Mike Patterson is facing felony stalking and an unlawful sexual contact charge related to his alleged behavior with his employees at city hall.
The council agreed to finally address the termination and employment of Mike Patterson by releasing a statement by Friday afternoon following months of silence and mounting pressure from residents and 13 Investigates.
"It's been 140 days since the former city manager's termination on august the 31st of 2021. This is what I have heard at coffee chats from some of you and some of your staff. No comment. We need to move forward. We can't change the past," Florence resident Tim Jordan said during public comment.
Over the last few months, 13 Investigates has spoken with several frustrated Florence residents who can't seem to get answers about the now-fired city manager.
"If you're being silent -- this silent with us the public -- are you this silent with the victims? Staying silent reads that it's okay and acceptable. What you refuse to say has just as much of an impact than what you do say. How and when will the city of Florence move forward with the assurances that this won't happen again -- or will the city of Florence simply hit the repeat button and stay on silence?" Jordan asked.
"I think our silence is doing more harm than good," Councilman Melissa Hardy said.
Hardy explained the council's silence on the city manager allegations before putting forward a motion for the council to release a statement about Patterson's termination and employment.
"We aren't saying no comment to protect any political careers or protect any bad actors that might have been in our city. We are doing it because we are called to be fiduciary's for the city," Hardy explained.
In August, Patterson was quietly fired by the council and then arrested in November.
Records show a lawsuit filed by a former clerk was settled in 2019, accusing Patterson of frequent sexual harassment.
"I think that it is our responsibility that the citizens hear from us what's happening in their city and not from a news organization even though I believe in a free press," Hardy said.
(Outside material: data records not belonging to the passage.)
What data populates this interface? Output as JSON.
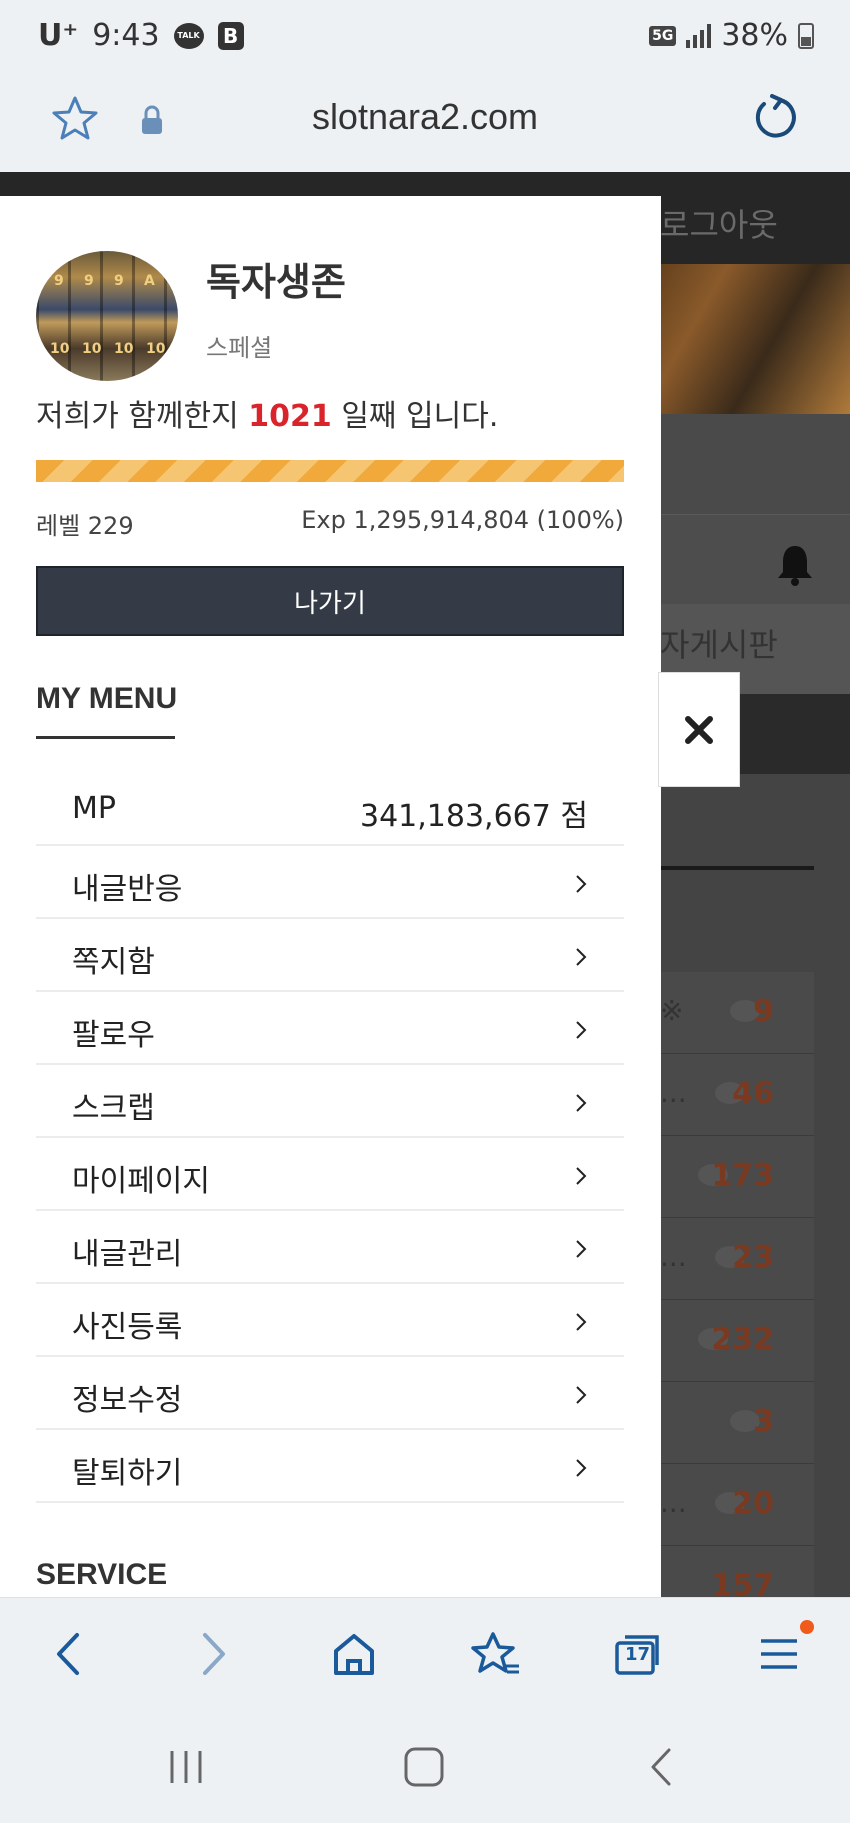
{
  "status_bar": {
    "carrier": "U⁺",
    "time": "9:43",
    "talk_badge": "TALK",
    "b_badge": "B",
    "network": "5G",
    "battery": "38%"
  },
  "url_bar": {
    "url": "slotnara2.com",
    "icons": [
      "star-icon",
      "lock-icon",
      "reload-icon"
    ]
  },
  "behind_page": {
    "logout": "로그아웃",
    "board": "자게시판",
    "rows": [
      {
        "prefix": "※",
        "count": "9"
      },
      {
        "prefix": "...",
        "count": "46"
      },
      {
        "prefix": "",
        "count": "173"
      },
      {
        "prefix": "...",
        "count": "23"
      },
      {
        "prefix": "",
        "count": "232"
      },
      {
        "prefix": "",
        "count": "3"
      },
      {
        "prefix": "...",
        "count": "20"
      },
      {
        "prefix": "",
        "count": "157"
      }
    ]
  },
  "profile": {
    "nickname": "독자생존",
    "grade": "스페셜",
    "together_prefix": "저희가 함께한지 ",
    "together_days": "1021",
    "together_suffix": " 일째 입니다.",
    "exp_progress": 1.0,
    "level": "레벨 229",
    "exp": "Exp 1,295,914,804 (100%)",
    "exit_label": "나가기"
  },
  "my_menu": {
    "title": "MY MENU",
    "mp": {
      "label": "MP",
      "value": "341,183,667 점"
    },
    "items": [
      {
        "label": "내글반응"
      },
      {
        "label": "쪽지함"
      },
      {
        "label": "팔로우"
      },
      {
        "label": "스크랩"
      },
      {
        "label": "마이페이지"
      },
      {
        "label": "내글관리"
      },
      {
        "label": "사진등록"
      },
      {
        "label": "정보수정"
      },
      {
        "label": "탈퇴하기"
      }
    ]
  },
  "service": {
    "title": "SERVICE"
  },
  "browser_nav": {
    "tabs_count": "17",
    "icons": [
      "back-icon",
      "forward-icon",
      "home-icon",
      "bookmarks-icon",
      "tabs-icon",
      "menu-icon"
    ]
  },
  "colors": {
    "accent_red": "#d8242a",
    "exp_bar": "#f0a93a",
    "button_dark": "#343b46",
    "browser_blue": "#1a5a9a",
    "notification_dot": "#f05a1a"
  }
}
The council held three executive sessions on Tuesday night, including two about personnel issues. The elected officials had no comment on what they discussed.